--- DATASET RECORDS ---

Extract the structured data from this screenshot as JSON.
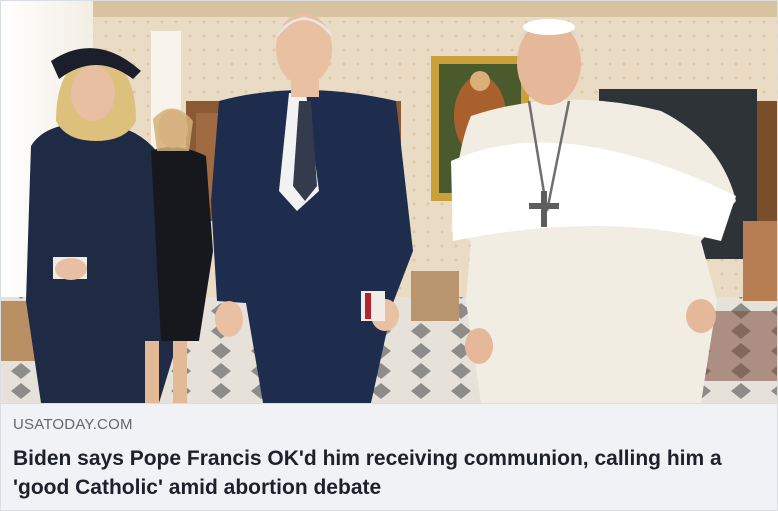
{
  "link_preview": {
    "domain": "USATODAY.COM",
    "headline": "Biden says Pope Francis OK'd him receiving communion, calling him a 'good Catholic' amid abortion debate"
  },
  "colors": {
    "card_background": "#f0f2f5",
    "domain_text": "#606770",
    "headline_text": "#1d2129"
  }
}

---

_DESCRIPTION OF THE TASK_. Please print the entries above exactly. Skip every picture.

_WRITTEN SOLUTION_.
Extract the structured data from this screenshot as JSON.
{
  "link_preview": {
    "domain": "USATODAY.COM",
    "headline": "Biden says Pope Francis OK'd him receiving communion, calling him a 'good Catholic' amid abortion debate"
  },
  "colors": {
    "card_background": "#f0f2f5",
    "domain_text": "#606770",
    "headline_text": "#1d2129"
  }
}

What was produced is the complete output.